    I’m with you on that crazy recirc deal…Not having an oring to seal between the bearing case and crankcase halves is nutso….Unfortunately, in this case, you can not add one or you end up plugging up the system and the oil gets into the points… It’s just too bad the engineers couldn’t have added an oring at a lower point on the bearing and used both systems…

    bobw
    bobw

    US Member - 1 Year
    Replies: 1032
    Topics: 40
    #207240

    You also brought up another good point about taking time to do this seal job correctly. Whenever I do one of these, I’ll tell the wife I’m out of touch for awhile, turn off the cell phone, turn off the radio in the shop and close the door to the shop. Not a good time to be interrupted!

    Bob

    1954 Johnson CD-11
    1956 Johnson RD-18
    1958 Johnson QD-19
    1959 Johnson QD-20
    1957 Evinrude Fastwin 18

    "Every 20 minute job is only a broken bolt away from a 3-day project."

    Avatar
    fleetwin

    US Member - 2 Years
    Replies: 3165
    Topics: 48
    #207242

    I’m with you, I used to reassemble powerheads at night when I was alone in the shop. I remember not being able to remember tightening one of the rods on a V6, needless to say, didn’t sleep a wink. Ripped the damn thing apart only to find I had torqued all of them….Boss was pissed at me of course…
    What is the saying in carpentry, something like “measure several times so you will only have to cut once….”

    bobw
    bobw

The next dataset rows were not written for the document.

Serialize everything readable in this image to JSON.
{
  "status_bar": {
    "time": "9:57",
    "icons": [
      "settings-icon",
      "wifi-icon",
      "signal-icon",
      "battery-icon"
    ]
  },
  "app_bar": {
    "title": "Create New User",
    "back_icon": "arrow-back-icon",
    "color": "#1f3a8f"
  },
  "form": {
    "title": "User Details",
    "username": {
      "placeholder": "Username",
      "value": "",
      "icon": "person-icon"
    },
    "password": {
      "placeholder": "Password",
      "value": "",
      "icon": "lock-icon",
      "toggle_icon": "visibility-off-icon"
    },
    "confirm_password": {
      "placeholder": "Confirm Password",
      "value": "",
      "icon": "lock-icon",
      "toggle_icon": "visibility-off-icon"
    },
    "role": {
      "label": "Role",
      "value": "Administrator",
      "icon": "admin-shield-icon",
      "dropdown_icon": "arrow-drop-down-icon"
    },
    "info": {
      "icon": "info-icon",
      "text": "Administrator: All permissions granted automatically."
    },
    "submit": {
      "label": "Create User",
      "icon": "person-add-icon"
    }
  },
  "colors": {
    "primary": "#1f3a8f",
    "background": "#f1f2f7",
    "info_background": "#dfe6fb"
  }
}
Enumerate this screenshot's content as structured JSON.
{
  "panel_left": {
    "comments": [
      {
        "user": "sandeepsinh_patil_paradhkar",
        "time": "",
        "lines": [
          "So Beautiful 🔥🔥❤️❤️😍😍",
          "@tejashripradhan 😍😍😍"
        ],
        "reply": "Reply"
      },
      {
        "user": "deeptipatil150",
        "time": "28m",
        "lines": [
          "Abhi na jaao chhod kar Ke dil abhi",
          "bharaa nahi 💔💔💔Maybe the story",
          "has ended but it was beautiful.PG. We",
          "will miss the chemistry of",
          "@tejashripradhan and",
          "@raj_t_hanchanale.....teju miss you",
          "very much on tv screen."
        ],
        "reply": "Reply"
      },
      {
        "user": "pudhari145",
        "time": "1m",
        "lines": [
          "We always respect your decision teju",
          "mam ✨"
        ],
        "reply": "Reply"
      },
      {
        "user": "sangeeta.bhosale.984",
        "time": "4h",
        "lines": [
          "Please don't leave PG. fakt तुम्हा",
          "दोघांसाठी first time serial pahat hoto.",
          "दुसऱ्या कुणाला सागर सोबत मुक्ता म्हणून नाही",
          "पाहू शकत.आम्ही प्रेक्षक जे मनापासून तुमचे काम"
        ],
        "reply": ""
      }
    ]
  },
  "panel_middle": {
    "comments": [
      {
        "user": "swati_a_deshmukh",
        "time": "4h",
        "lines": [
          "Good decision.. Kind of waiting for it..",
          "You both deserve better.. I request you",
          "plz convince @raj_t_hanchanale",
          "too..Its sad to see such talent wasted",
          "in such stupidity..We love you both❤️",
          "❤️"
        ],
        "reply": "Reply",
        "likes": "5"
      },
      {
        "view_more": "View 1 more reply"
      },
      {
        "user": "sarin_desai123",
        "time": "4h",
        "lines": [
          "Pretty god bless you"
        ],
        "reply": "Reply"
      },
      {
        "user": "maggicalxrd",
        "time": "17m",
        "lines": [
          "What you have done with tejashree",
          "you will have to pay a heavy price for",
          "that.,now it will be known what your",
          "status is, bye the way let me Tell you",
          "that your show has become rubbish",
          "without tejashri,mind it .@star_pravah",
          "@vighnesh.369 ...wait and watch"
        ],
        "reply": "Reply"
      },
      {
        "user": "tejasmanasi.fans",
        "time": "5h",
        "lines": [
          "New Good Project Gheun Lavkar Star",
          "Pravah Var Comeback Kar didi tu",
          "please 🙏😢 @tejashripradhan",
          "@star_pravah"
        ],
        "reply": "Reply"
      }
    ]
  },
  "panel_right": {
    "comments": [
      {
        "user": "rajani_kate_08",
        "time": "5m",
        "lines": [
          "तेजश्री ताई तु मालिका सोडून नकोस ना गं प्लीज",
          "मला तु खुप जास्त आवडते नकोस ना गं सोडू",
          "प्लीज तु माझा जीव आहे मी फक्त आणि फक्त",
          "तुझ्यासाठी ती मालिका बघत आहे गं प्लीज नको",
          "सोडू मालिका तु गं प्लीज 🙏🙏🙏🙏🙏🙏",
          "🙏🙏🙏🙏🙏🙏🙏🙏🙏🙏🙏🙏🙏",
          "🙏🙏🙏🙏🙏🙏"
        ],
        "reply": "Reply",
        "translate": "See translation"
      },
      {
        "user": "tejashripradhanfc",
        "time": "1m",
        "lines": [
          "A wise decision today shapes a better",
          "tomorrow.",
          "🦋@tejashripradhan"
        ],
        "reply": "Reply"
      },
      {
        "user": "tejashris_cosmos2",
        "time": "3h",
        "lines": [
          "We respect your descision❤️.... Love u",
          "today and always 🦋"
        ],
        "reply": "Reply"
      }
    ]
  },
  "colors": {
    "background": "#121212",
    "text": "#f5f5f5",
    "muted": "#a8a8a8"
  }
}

    US Member - 1 Year
    Replies: 1032
    Topics: 40
    #207245

    I’ve done stuff like that before myself. In my case, I sometimes think it’s more like “measure with a micrometer, mark with chalk and cut with an ax”.

    Bob

    1954 Johnson CD-11
    1956 Johnson RD-18
    1958 Johnson QD-19
    1959 Johnson QD-20
    1957 Evinrude Fastwin 18

    "Every 20 minute job is only a broken bolt away from a 3-day project."

Viewing 8 posts - 1 through 8 (of 8 total)
  • You must be logged in to reply to this topic.